This page contains several articles on vocal health related issues from noted centers for vocal health. Please visit their sites for this and additional vocal health content.
Teresa A. Radomski, M.M.
Aside from singing in the shower, choral groups offer abundant performance opportunities for the amateur vocalist. Whether one participates in a church choir, more competitive community chorus, or in the company of a local musical theater production, the following guidelines should help to get the most out of the experience.
WARM UP, ENERGIZE! Most choral singers arrive at evening rehearsals exhausted after a long day's work, so it's important to begin with an overall physical warm up. Stretching, "loosening" exercises and calisthenics "wake up" the body, while "yawning" and relaxed humming gradually get the voice going before more extensive vocalizing. Warming up should begin in the car, en route to the rehearsal.
THINK POSTURE! A "collapsed" posture limits breathing capacity and puts stress on laryngeal muscles. Most choral singers rehearse sitting down, with music in hand -- a position that often becomes inefficient, through "slumping" back in the chair, crossing the legs, etc. "Sitting up" may seem to require effort, but in fact, an erect, well-balanced sitting posture is less tiring in the long run. A good concept is to imagine the head "floating" directly above the pelvis, and the rib cage expanded. The music should be raised to eye level, however the shoulders must remain relaxed. Both feet should be "flat on the floor". When standing during a performance, be careful not to "lock" the legs. Always wear comfortable shoes -- no high heels! A rigid stance, combined with nervous tension and inadequate ventilation can cause choir members to feel faint, and occasionally lose consciousness!

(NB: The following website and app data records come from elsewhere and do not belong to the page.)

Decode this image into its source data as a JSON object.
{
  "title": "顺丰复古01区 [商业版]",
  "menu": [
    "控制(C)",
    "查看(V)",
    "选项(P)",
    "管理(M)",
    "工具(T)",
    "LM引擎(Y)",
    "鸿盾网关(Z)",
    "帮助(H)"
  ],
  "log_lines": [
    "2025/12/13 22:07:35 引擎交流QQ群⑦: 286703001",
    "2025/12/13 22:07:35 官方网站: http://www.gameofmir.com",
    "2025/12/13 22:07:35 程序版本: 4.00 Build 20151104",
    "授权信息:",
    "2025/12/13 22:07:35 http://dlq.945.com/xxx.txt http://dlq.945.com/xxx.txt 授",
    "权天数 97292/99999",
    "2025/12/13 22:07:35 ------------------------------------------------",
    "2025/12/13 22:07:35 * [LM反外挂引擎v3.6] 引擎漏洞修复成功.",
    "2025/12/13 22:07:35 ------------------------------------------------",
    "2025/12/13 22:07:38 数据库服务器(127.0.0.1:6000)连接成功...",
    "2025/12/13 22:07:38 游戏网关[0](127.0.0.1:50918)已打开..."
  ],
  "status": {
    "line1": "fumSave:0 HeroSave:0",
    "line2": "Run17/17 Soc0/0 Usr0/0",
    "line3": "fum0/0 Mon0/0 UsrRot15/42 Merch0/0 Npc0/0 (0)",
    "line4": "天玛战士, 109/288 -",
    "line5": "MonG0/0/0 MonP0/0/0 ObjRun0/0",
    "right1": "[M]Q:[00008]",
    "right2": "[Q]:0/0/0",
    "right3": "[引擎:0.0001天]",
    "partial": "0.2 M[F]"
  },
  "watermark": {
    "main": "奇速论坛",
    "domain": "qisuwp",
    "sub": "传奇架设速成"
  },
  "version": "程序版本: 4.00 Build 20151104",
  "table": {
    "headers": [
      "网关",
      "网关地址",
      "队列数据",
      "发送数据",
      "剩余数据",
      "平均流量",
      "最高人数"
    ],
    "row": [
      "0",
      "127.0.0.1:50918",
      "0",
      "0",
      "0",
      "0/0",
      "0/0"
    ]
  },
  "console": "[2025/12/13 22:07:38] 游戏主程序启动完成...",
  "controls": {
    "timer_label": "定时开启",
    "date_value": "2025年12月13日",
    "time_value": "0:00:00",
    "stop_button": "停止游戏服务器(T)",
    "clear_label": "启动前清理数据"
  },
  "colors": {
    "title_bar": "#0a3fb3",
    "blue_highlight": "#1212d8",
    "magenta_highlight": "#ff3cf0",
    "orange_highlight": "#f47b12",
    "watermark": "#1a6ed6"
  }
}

BREATHE! This may seem obvious, but many choral singers simply do not allow themselves an adequate breath, and instead, "gasp" for air in order to stay with the conductor's beat. Admittedly, breath management can be challenging in group singing. Good choral directors are aware of this, and endeavor to indicate breathing with their conduction gestures. Ultimately, however, it is the singer's own responsibility to maintain efficient breath support.
SING THE RIGHT PART! Singers may be incorrectly classified in order to accommodate the needs of the choral group. Tenors are often scarce, so baritones may be induced to sing the tenor part, which can strain the voice. It is possible to use certain vocal techniques, such as singing falsetto in the upper register, to render the voice more versatile. If you are uncomfortable singing in the required range, and suspect that you are "mis-placed", request a change of part or help with vocal technique. It is hoped that choral conductors will guide singers in the best possible use of their voice.
DON'T OVER-SING! Singing loudly in order to hear oneself over other singers usually stresses the voice. "Showing off" one's voice is inappropriate in group singing -- it doesn't contribute well to a choral "blend," and it is usually resented by fellow singers! If you need to check the accuracy of your pitch, simply put a finger in one ear. Even when fortissimo singing is required, it is wise not to push the voice -- always sing on the "interest," not the "principal"!
ARTICULATE WISELY! Discomfort in singing is often caused by tension in the articulation of consonants and vowels. Choral singers are generally encouraged to enunciate clearly, but care should be taken that the jaw, tongue, and lips remain as relaxed as possible. Furthermore, it is necessary to modify pronunciation for efficiency and ease of vocal production; for example, sopranos need to "open" vowels on high notes.
PREPARE YOUR MUSIC! Whenever possible, try to learn your part before coming to the rehearsal. If you are insecure about pitch, it is unlikely that you will sing well. Hesitation impedes good vocal technique!
AVOID TALKING! Not only is chatting disruptive to others (especially the conductor!), but it tires the voice.
TAKE CARE OF YOURSELF! Being a choir member is the same as being a member of an athletic team, and you have a responsibility to safeguard your health. Avoid smoke and alcohol -- partying should be postponed until after the final performance! Get plenty of sleep and aerobic exercise. "Hydrate" -- drink plenty of fluids in order to reduce irritating phlegm. Use common sense when you're sick -- if possible, miss a rehearsal rather then sing over a cold or flu, and avoid exposing other choir members to your germs!
TAKE VOICE LESSONS! If you really want to maximize your enjoyment of choral singing, a few voice lessons can provide valuable insight. Ideally, your teacher should understand and appreciate both choral and solo singing techniques.
Teresa Radomski, MM, is an accomplished soprano soloist and Associate Professor of Voice and Theatrical Singing at Wake Forest University. In addition, Ms. Radomski is a consultant for the Center for Voice Disorders, and a contributing editor of the Voice Center newsletter. Her column, "A Singer's Notes" is a regular feature of THE VISIBLE VOICE. Ed.
(c) 2006 The Singers Resource. All Rights Reserved